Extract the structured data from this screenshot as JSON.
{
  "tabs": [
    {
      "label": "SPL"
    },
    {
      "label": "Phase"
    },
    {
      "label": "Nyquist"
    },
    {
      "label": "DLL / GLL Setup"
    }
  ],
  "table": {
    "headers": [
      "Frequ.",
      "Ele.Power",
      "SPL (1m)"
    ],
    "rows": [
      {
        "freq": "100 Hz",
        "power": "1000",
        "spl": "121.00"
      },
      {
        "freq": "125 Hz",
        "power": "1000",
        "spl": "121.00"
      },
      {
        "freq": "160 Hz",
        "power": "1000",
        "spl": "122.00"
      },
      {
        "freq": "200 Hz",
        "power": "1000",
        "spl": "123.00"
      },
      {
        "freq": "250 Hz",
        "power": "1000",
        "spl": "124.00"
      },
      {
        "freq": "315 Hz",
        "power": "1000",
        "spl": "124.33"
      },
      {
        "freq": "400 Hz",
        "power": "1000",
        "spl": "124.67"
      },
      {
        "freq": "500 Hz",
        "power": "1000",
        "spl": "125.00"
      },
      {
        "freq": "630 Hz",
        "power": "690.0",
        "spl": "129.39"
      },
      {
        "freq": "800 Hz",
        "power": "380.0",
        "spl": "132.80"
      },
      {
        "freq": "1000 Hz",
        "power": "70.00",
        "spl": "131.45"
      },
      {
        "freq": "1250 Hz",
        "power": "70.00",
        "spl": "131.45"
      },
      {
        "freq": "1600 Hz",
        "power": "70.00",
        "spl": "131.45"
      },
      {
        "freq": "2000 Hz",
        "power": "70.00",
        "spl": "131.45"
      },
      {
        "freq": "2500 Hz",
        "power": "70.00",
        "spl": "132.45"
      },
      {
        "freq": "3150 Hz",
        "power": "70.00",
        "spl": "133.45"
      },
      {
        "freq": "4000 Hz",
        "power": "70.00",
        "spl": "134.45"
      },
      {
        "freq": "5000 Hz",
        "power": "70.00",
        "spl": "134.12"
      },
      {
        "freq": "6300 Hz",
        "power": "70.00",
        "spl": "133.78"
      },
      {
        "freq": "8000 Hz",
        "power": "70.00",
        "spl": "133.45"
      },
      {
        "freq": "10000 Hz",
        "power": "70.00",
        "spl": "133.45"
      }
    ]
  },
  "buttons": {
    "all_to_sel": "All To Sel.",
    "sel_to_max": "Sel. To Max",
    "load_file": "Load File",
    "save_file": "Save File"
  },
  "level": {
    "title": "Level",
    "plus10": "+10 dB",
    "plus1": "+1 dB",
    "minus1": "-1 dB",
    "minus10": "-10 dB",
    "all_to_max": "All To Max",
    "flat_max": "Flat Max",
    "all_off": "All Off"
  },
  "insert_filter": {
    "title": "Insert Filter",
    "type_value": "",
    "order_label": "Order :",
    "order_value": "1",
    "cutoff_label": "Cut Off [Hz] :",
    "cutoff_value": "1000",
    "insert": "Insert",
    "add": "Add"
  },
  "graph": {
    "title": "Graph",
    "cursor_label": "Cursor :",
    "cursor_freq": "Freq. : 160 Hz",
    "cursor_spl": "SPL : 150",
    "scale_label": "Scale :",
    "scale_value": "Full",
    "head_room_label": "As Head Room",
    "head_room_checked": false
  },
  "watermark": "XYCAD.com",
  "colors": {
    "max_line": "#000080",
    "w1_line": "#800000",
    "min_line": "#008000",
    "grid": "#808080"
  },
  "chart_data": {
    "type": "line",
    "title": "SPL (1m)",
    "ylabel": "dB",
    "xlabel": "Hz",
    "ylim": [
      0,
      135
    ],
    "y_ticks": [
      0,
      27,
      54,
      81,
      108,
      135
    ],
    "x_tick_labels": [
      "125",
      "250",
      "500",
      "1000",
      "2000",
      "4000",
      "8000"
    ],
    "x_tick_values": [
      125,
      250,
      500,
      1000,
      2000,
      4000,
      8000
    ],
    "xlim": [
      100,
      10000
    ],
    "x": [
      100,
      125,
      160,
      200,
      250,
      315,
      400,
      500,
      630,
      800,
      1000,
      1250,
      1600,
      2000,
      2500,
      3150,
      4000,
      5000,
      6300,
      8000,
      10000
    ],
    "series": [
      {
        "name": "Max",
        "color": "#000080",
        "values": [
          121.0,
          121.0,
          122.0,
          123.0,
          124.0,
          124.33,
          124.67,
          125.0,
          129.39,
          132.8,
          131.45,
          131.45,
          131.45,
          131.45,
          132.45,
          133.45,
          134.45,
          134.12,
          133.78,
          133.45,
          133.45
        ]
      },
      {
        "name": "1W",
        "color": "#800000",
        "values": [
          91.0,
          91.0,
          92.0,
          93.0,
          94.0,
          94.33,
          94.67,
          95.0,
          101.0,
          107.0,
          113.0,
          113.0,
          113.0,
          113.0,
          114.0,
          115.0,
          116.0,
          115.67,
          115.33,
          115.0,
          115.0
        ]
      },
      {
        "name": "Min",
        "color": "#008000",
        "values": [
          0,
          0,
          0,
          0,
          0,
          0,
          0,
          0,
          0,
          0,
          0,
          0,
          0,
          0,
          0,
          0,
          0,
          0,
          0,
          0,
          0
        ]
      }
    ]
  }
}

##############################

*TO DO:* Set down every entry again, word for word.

*RESPONSE AREA:*
Extract the structured data from this screenshot as JSON.
{
  "tabs": [
    {
      "label": "SPL"
    },
    {
      "label": "Phase"
    },
    {
      "label": "Nyquist"
    },
    {
      "label": "DLL / GLL Setup"
    }
  ],
  "table": {
    "headers": [
      "Frequ.",
      "Ele.Power",
      "SPL (1m)"
    ],
    "rows": [
      {
        "freq": "100 Hz",
        "power": "1000",
        "spl": "121.00"
      },
      {
        "freq": "125 Hz",
        "power": "1000",
        "spl": "121.00"
      },
      {
        "freq": "160 Hz",
        "power": "1000",
        "spl": "122.00"
      },
      {
        "freq": "200 Hz",
        "power": "1000",
        "spl": "123.00"
      },
      {
        "freq": "250 Hz",
        "power": "1000",
        "spl": "124.00"
      },
      {
        "freq": "315 Hz",
        "power": "1000",
        "spl": "124.33"
      },
      {
        "freq": "400 Hz",
        "power": "1000",
        "spl": "124.67"
      },
      {
        "freq": "500 Hz",
        "power": "1000",
        "spl": "125.00"
      },
      {
        "freq": "630 Hz",
        "power": "690.0",
        "spl": "129.39"
      },
      {
        "freq": "800 Hz",
        "power": "380.0",
        "spl": "132.80"
      },
      {
        "freq": "1000 Hz",
        "power": "70.00",
        "spl": "131.45"
      },
      {
        "freq": "1250 Hz",
        "power": "70.00",
        "spl": "131.45"
      },
      {
        "freq": "1600 Hz",
        "power": "70.00",
        "spl": "131.45"
      },
      {
        "freq": "2000 Hz",
        "power": "70.00",
        "spl": "131.45"
      },
      {
        "freq": "2500 Hz",
        "power": "70.00",
        "spl": "132.45"
      },
      {
        "freq": "3150 Hz",
        "power": "70.00",
        "spl": "133.45"
      },
      {
        "freq": "4000 Hz",
        "power": "70.00",
        "spl": "134.45"
      },
      {
        "freq": "5000 Hz",
        "power": "70.00",
        "spl": "134.12"
      },
      {
        "freq": "6300 Hz",
        "power": "70.00",
        "spl": "133.78"
      },
      {
        "freq": "8000 Hz",
        "power": "70.00",
        "spl": "133.45"
      },
      {
        "freq": "10000 Hz",
        "power": "70.00",
        "spl": "133.45"
      }
    ]
  },
  "buttons": {
    "all_to_sel": "All To Sel.",
    "sel_to_max": "Sel. To Max",
    "load_file": "Load File",
    "save_file": "Save File"
  },
  "level": {
    "title": "Level",
    "plus10": "+10 dB",
    "plus1": "+1 dB",
    "minus1": "-1 dB",
    "minus10": "-10 dB",
    "all_to_max": "All To Max",
    "flat_max": "Flat Max",
    "all_off": "All Off"
  },
  "insert_filter": {
    "title": "Insert Filter",
    "type_value": "",
    "order_label": "Order :",
    "order_value": "1",
    "cutoff_label": "Cut Off [Hz] :",
    "cutoff_value": "1000",
    "insert": "Insert",
    "add": "Add"
  },
  "graph": {
    "title": "Graph",
    "cursor_label": "Cursor :",
    "cursor_freq": "Freq. : 160 Hz",
    "cursor_spl": "SPL : 150",
    "scale_label": "Scale :",
    "scale_value": "Full",
    "head_room_label": "As Head Room",
    "head_room_checked": false
  },
  "watermark": "XYCAD.com",
  "colors": {
    "max_line": "#000080",
    "w1_line": "#800000",
    "min_line": "#008000",
    "grid": "#808080"
  },
  "chart_data": {
    "type": "line",
    "title": "SPL (1m)",
    "ylabel": "dB",
    "xlabel": "Hz",
    "ylim": [
      0,
      135
    ],
    "y_ticks": [
      0,
      27,
      54,
      81,
      108,
      135
    ],
    "x_tick_labels": [
      "125",
      "250",
      "500",
      "1000",
      "2000",
      "4000",
      "8000"
    ],
    "x_tick_values": [
      125,
      250,
      500,
      1000,
      2000,
      4000,
      8000
    ],
    "xlim": [
      100,
      10000
    ],
    "x": [
      100,
      125,
      160,
      200,
      250,
      315,
      400,
      500,
      630,
      800,
      1000,
      1250,
      1600,
      2000,
      2500,
      3150,
      4000,
      5000,
      6300,
      8000,
      10000
    ],
    "series": [
      {
        "name": "Max",
        "color": "#000080",
        "values": [
          121.0,
          121.0,
          122.0,
          123.0,
          124.0,
          124.33,
          124.67,
          125.0,
          129.39,
          132.8,
          131.45,
          131.45,
          131.45,
          131.45,
          132.45,
          133.45,
          134.45,
          134.12,
          133.78,
          133.45,
          133.45
        ]
      },
      {
        "name": "1W",
        "color": "#800000",
        "values": [
          91.0,
          91.0,
          92.0,
          93.0,
          94.0,
          94.33,
          94.67,
          95.0,
          101.0,
          107.0,
          113.0,
          113.0,
          113.0,
          113.0,
          114.0,
          115.0,
          116.0,
          115.67,
          115.33,
          115.0,
          115.0
        ]
      },
      {
        "name": "Min",
        "color": "#008000",
        "values": [
          0,
          0,
          0,
          0,
          0,
          0,
          0,
          0,
          0,
          0,
          0,
          0,
          0,
          0,
          0,
          0,
          0,
          0,
          0,
          0,
          0
        ]
      }
    ]
  }
}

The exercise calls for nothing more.